Box Plots by using Stata

Box plots convey information about center, spread, symmetry and outliers at a glance. For example, Figure 3.4 is a simple box plot of adfert (adolescent fertility rate) obtained by typing

Figure 3.4 confirms the positive skew of this distribution, and shows five high outliers. The box in a box plot extends from approximate first to third quartiles, a distance called the interquartile range (IQR). It therefore contains roughly the middle 50% of the data. (Stata’s box plots define quartiles in the same manner as summarize, detail.) Outliers, defined as observations more than 1.5(IQR) beyond the first or third quartile, are plotted as individual points.

Figure 3.5 identifies the adfert outliers by labeling their markers with values of variable country (country names). It also specifies a non-default title for the y axis. The marker option can control the symbols and other properties denoting outliers as well.

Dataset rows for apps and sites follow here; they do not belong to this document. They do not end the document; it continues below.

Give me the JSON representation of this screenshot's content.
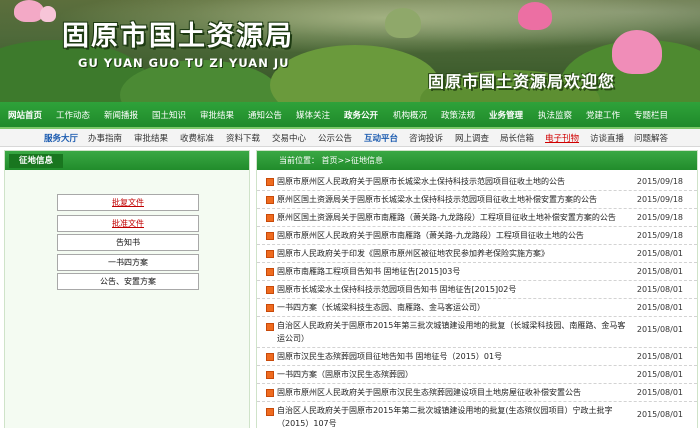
{
  "banner": {
    "title": "固原市国土资源局",
    "subtitle": "GU YUAN GUO TU ZI YUAN JU",
    "welcome": "固原市国土资源局欢迎您"
  },
  "nav_primary": [
    "网站首页",
    "工作动态",
    "新闻播报",
    "国土知识",
    "审批结果",
    "通知公告",
    "媒体关注",
    "政务公开",
    "机构概况",
    "政策法规",
    "业务管理",
    "执法监察",
    "党建工作",
    "专题栏目"
  ],
  "nav_secondary": [
    {
      "label": "服务大厅",
      "style": "strong"
    },
    {
      "label": "办事指南",
      "style": ""
    },
    {
      "label": "审批结果",
      "style": ""
    },
    {
      "label": "收费标准",
      "style": ""
    },
    {
      "label": "资料下载",
      "style": ""
    },
    {
      "label": "交易中心",
      "style": ""
    },
    {
      "label": "公示公告",
      "style": ""
    },
    {
      "label": "互动平台",
      "style": "strong"
    },
    {
      "label": "咨询投诉",
      "style": ""
    },
    {
      "label": "网上调查",
      "style": ""
    },
    {
      "label": "局长信箱",
      "style": ""
    },
    {
      "label": "电子刊物",
      "style": "red"
    },
    {
      "label": "访谈直播",
      "style": ""
    },
    {
      "label": "问题解答",
      "style": ""
    }
  ],
  "left_panel": {
    "title": "征地信息",
    "documents": [
      {
        "label": "批复文件",
        "style": "red"
      },
      {
        "label": "批准文件",
        "style": "red"
      },
      {
        "label": "告知书",
        "style": ""
      },
      {
        "label": "一书四方案",
        "style": ""
      },
      {
        "label": "公告、安置方案",
        "style": ""
      }
    ]
  },
  "right_panel": {
    "breadcrumb": "当前位置： 首页>>征地信息",
    "items": [
      {
        "title": "固原市原州区人民政府关于固原市长城梁水土保持科技示范园项目征收土地的公告",
        "date": "2015/09/18"
      },
      {
        "title": "原州区国土资源局关于固原市长城梁水土保持科技示范园项目征收土地补偿安置方案的公告",
        "date": "2015/09/18"
      },
      {
        "title": "原州区国土资源局关于固原市南雁路（萧关路-九龙路段）工程项目征收土地补偿安置方案的公告",
        "date": "2015/09/18"
      },
      {
        "title": "固原市原州区人民政府关于固原市南雁路（萧关路-九龙路段）工程项目征收土地的公告",
        "date": "2015/09/18"
      },
      {
        "title": "固原市人民政府关于印发《固原市原州区被征地农民参加养老保险实施方案》",
        "date": "2015/08/01"
      },
      {
        "title": "固原市南雁路工程项目告知书 固地征告[2015]03号",
        "date": "2015/08/01"
      },
      {
        "title": "固原市长城梁水土保持科技示范园项目告知书 固地征告[2015]02号",
        "date": "2015/08/01"
      },
      {
        "title": "一书四方案（长城梁科技生态园、南雁路、金马客运公司）",
        "date": "2015/08/01"
      },
      {
        "title": "自治区人民政府关于固原市2015年第三批次城镇建设用地的批复（长城梁科技园、南雁路、金马客运公司）",
        "date": "2015/08/01"
      },
      {
        "title": "固原市汉民生态殡葬园项目征地告知书 固地征号（2015）01号",
        "date": "2015/08/01"
      },
      {
        "title": "一书四方案（固原市汉民生态殡葬园）",
        "date": "2015/08/01"
      },
      {
        "title": "固原市原州区人民政府关于固原市汉民生态殡葬园建设项目土地房屋征收补偿安置公告",
        "date": "2015/08/01"
      },
      {
        "title": "自治区人民政府关于固原市2015年第二批次城镇建设用地的批复(生态殡仪园项目）宁政土批字（2015）107号",
        "date": "2015/08/01"
      }
    ]
  },
  "colors": {
    "nav_green": "#1f8a2a",
    "bullet_orange": "#ef6b1f",
    "link_red": "#c00000",
    "link_blue": "#1b5bb0"
  }
}
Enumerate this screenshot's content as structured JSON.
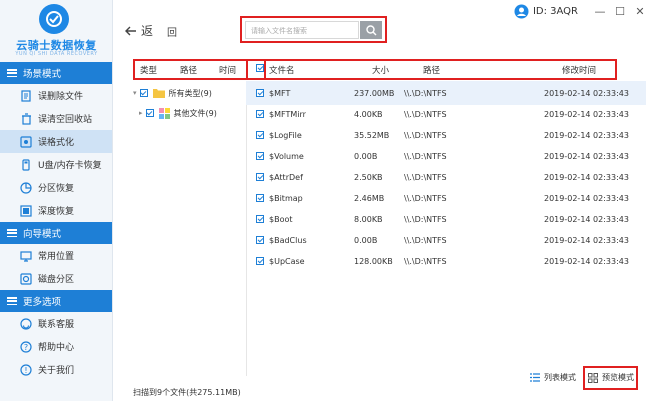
{
  "app": {
    "title": "云骑士数据恢复",
    "subtitle": "YUN QI SHI DATA RECOVERY"
  },
  "window": {
    "user_id": "ID: 3AQR",
    "minimize": "—",
    "maximize": "☐",
    "close": "✕"
  },
  "sidebar": {
    "sections": [
      {
        "title": "场景模式",
        "items": [
          {
            "label": "误删除文件",
            "icon": "file-delete-icon"
          },
          {
            "label": "误清空回收站",
            "icon": "recycle-bin-icon"
          },
          {
            "label": "误格式化",
            "icon": "format-icon",
            "active": true
          },
          {
            "label": "U盘/内存卡恢复",
            "icon": "usb-drive-icon"
          },
          {
            "label": "分区恢复",
            "icon": "partition-icon"
          },
          {
            "label": "深度恢复",
            "icon": "deep-scan-icon"
          }
        ]
      },
      {
        "title": "向导模式",
        "items": [
          {
            "label": "常用位置",
            "icon": "monitor-icon"
          },
          {
            "label": "磁盘分区",
            "icon": "disk-icon"
          }
        ]
      },
      {
        "title": "更多选项",
        "items": [
          {
            "label": "联系客服",
            "icon": "headset-icon"
          },
          {
            "label": "帮助中心",
            "icon": "help-icon"
          },
          {
            "label": "关于我们",
            "icon": "info-icon"
          }
        ]
      }
    ]
  },
  "nav": {
    "back": "返",
    "home": "回"
  },
  "search": {
    "placeholder": "请输入文件名搜索"
  },
  "tree_header": {
    "type": "类型",
    "path": "路径",
    "time": "时间"
  },
  "tree": {
    "items": [
      {
        "label": "所有类型(9)",
        "icon": "folder-icon"
      },
      {
        "label": "其他文件(9)",
        "icon": "other-files-icon"
      }
    ]
  },
  "table": {
    "columns": [
      "文件名",
      "大小",
      "路径",
      "修改时间"
    ],
    "rows": [
      {
        "name": "$MFT",
        "size": "237.00MB",
        "path": "\\\\.\\D:\\NTFS",
        "time": "2019-02-14 02:33:43"
      },
      {
        "name": "$MFTMirr",
        "size": "4.00KB",
        "path": "\\\\.\\D:\\NTFS",
        "time": "2019-02-14 02:33:43"
      },
      {
        "name": "$LogFile",
        "size": "35.52MB",
        "path": "\\\\.\\D:\\NTFS",
        "time": "2019-02-14 02:33:43"
      },
      {
        "name": "$Volume",
        "size": "0.00B",
        "path": "\\\\.\\D:\\NTFS",
        "time": "2019-02-14 02:33:43"
      },
      {
        "name": "$AttrDef",
        "size": "2.50KB",
        "path": "\\\\.\\D:\\NTFS",
        "time": "2019-02-14 02:33:43"
      },
      {
        "name": "$Bitmap",
        "size": "2.46MB",
        "path": "\\\\.\\D:\\NTFS",
        "time": "2019-02-14 02:33:43"
      },
      {
        "name": "$Boot",
        "size": "8.00KB",
        "path": "\\\\.\\D:\\NTFS",
        "time": "2019-02-14 02:33:43"
      },
      {
        "name": "$BadClus",
        "size": "0.00B",
        "path": "\\\\.\\D:\\NTFS",
        "time": "2019-02-14 02:33:43"
      },
      {
        "name": "$UpCase",
        "size": "128.00KB",
        "path": "\\\\.\\D:\\NTFS",
        "time": "2019-02-14 02:33:43"
      }
    ]
  },
  "status": "扫描到9个文件(共275.11MB)",
  "view": {
    "list": "列表模式",
    "preview": "预览模式"
  },
  "colors": {
    "accent": "#1e7fd6",
    "highlight": "#e02020",
    "selected_row": "#e9f1fb",
    "sidebar_active": "#cfe2f5"
  }
}
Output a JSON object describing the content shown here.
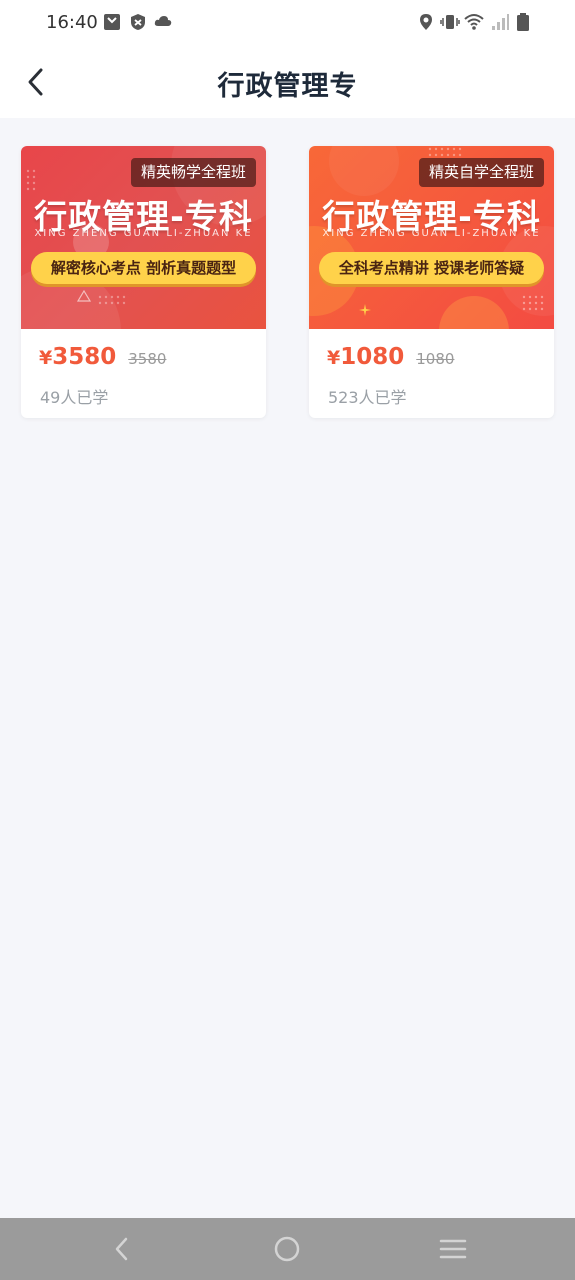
{
  "status_bar": {
    "time": "16:40",
    "left_icons": [
      "sim-card-icon",
      "shield-icon",
      "cloud-icon"
    ],
    "right_icons": [
      "location-icon",
      "vibrate-icon",
      "wifi-icon",
      "signal-icon",
      "battery-icon"
    ]
  },
  "header": {
    "title": "行政管理专",
    "back_icon": "chevron-left-icon"
  },
  "courses": [
    {
      "tag": "精英畅学全程班",
      "banner_title": "行政管理-专科",
      "banner_subtitle": "XING ZHENG GUAN LI-ZHUAN KE",
      "banner_slogan": "解密核心考点 剖析真题题型",
      "currency": "¥",
      "price": "3580",
      "original_price": "3580",
      "learners": "49人已学"
    },
    {
      "tag": "精英自学全程班",
      "banner_title": "行政管理-专科",
      "banner_subtitle": "XING ZHENG GUAN LI-ZHUAN KE",
      "banner_slogan": "全科考点精讲 授课老师答疑",
      "currency": "¥",
      "price": "1080",
      "original_price": "1080",
      "learners": "523人已学"
    }
  ],
  "system_nav": [
    "back-icon",
    "home-icon",
    "menu-icon"
  ],
  "colors": {
    "accent_price": "#f15a3b",
    "banner_red": "#e8464a",
    "banner_orange": "#f86838",
    "slogan_yellow": "#ffd24a",
    "page_bg": "#f5f6fa"
  }
}
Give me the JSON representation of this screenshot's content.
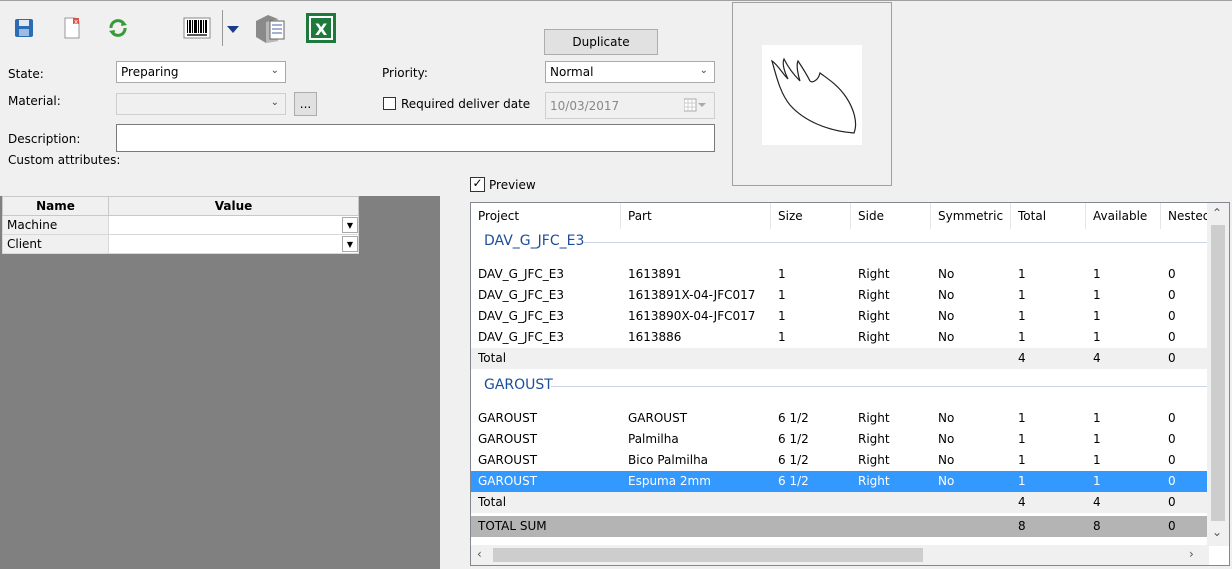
{
  "toolbar": {
    "icons": [
      "save-icon",
      "new-document-icon",
      "refresh-icon",
      "barcode-icon",
      "dropdown-arrow-icon",
      "document-package-icon",
      "excel-icon"
    ],
    "excel_glyph": "X"
  },
  "form": {
    "state_label": "State:",
    "state_value": "Preparing",
    "material_label": "Material:",
    "material_value": "",
    "ellipsis_label": "...",
    "description_label": "Description:",
    "description_value": "",
    "custom_attributes_label": "Custom attributes:",
    "priority_label": "Priority:",
    "priority_value": "Normal",
    "duplicate_label": "Duplicate",
    "required_deliver_label": "Required deliver date",
    "required_deliver_checked": false,
    "deliver_date_value": "10/03/2017"
  },
  "attributes": {
    "headers": [
      "Name",
      "Value"
    ],
    "rows": [
      {
        "name": "Machine",
        "value": ""
      },
      {
        "name": "Client",
        "value": ""
      }
    ]
  },
  "preview": {
    "label": "Preview",
    "checked": true,
    "check_glyph": "✓"
  },
  "grid": {
    "columns": [
      "Project",
      "Part",
      "Size",
      "Side",
      "Symmetric",
      "Total",
      "Available",
      "Nested"
    ],
    "groups": [
      {
        "title": "DAV_G_JFC_E3",
        "rows": [
          [
            "DAV_G_JFC_E3",
            "1613891",
            "1",
            "Right",
            "No",
            "1",
            "1",
            "0"
          ],
          [
            "DAV_G_JFC_E3",
            "1613891X-04-JFC017",
            "1",
            "Right",
            "No",
            "1",
            "1",
            "0"
          ],
          [
            "DAV_G_JFC_E3",
            "1613890X-04-JFC017",
            "1",
            "Right",
            "No",
            "1",
            "1",
            "0"
          ],
          [
            "DAV_G_JFC_E3",
            "1613886",
            "1",
            "Right",
            "No",
            "1",
            "1",
            "0"
          ]
        ],
        "total": [
          "Total",
          "",
          "",
          "",
          "",
          "4",
          "4",
          "0"
        ]
      },
      {
        "title": "GAROUST",
        "rows": [
          [
            "GAROUST",
            "GAROUST",
            "6 1/2",
            "Right",
            "No",
            "1",
            "1",
            "0"
          ],
          [
            "GAROUST",
            "Palmilha",
            "6 1/2",
            "Right",
            "No",
            "1",
            "1",
            "0"
          ],
          [
            "GAROUST",
            "Bico Palmilha",
            "6 1/2",
            "Right",
            "No",
            "1",
            "1",
            "0"
          ],
          [
            "GAROUST",
            "Espuma 2mm",
            "6 1/2",
            "Right",
            "No",
            "1",
            "1",
            "0"
          ]
        ],
        "total": [
          "Total",
          "",
          "",
          "",
          "",
          "4",
          "4",
          "0"
        ]
      }
    ],
    "total_sum": [
      "TOTAL SUM",
      "",
      "",
      "",
      "",
      "8",
      "8",
      "0"
    ],
    "selected": {
      "group": 1,
      "row": 3
    }
  },
  "colors": {
    "selection": "#3399ff",
    "group_title": "#1e4e9a",
    "attr_panel": "#808080",
    "excel_green": "#1d7a3a"
  }
}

Specifying marker(1) in this example means that this option refers to the first-named y variable. There is only one y variable here, but in other cases we could have two or more, and mark their outliers in distinct ways.

One of the most common applications for box plots involves comparing the distribution of one variable over categories of a second. Figure 3.6 compares the distribution of adfert across region. The overall median is indicated by a horizontal line placed by the yline(39.3) option.

. graph box adfert, marker(1, mlabel(country)) yline(39.3) over(region)

Box plots can have a horizontal orientation instead of vertical, via the graph hbox command. Figure 3.7 illustrates using per capita carbon dioxide emissions (co2), another variable from the Nations2.dta dataset. This example also shows off several title or labeling options, which could be applied to any type of graph. The note( ) and caption( ) options place text below the graph. In this figure, “Statistics with Stata” appears in bold, and “Example of horizontal box plots” in italics. In the ytitle (y axis title, which in a horizontal box plot refers to the horizontal axis), CO2 is given its proper subscript. Bold, italic, subscript and other text attributes are controlled within graphs using Stata markup and control language (SMCL) features. Type help graph text to see other possibilities and examples.

. graph hbox co2, over(region)

note(“note: {bf:Statistics with Stata}, version 12”)

caption(“caption: United Nations Human Development Report 2011”)

title(“title: {it:Example of horizontal box plots}”)

ytitle(“ytitle: Tons of CO{subscript:2} emitted per capita”)

Individual outliers are not labeled in Figure 3.7 because they would be hard to read in the horizontal format. The three outliers in the Americas are the U.S., Canada, and Trinidad and Tobago (the leading Caribbean oil and gas producer). Australia has the highest per capita CO2 in Oceania. Four oil-exporting nations comprise the very high outliers for Asia. Looking closer at outliers, which box plots make obvious, we often find that they are interesting observations in their own right and not just a statistical complication.

Numerous options control the appearance, shading and details of boxes in a box plot; type help graph box for a list. Axis labeling, tick marks, titles, and the by(varname) or by(varname, total) options work in a similar fashion with other Stata graphing commands. For example, by(region) would have drawn individual box plots in five small window panes, instead of five box plots in one graph as over(region) did in Figures 3.6 and 3.7.

Source: Hamilton Lawrence C. (2012), Statistics with STATA: Version 12, Cengage Learning; 8th edition.

Leave a Reply

Your email address will not be published. Required fields are marked *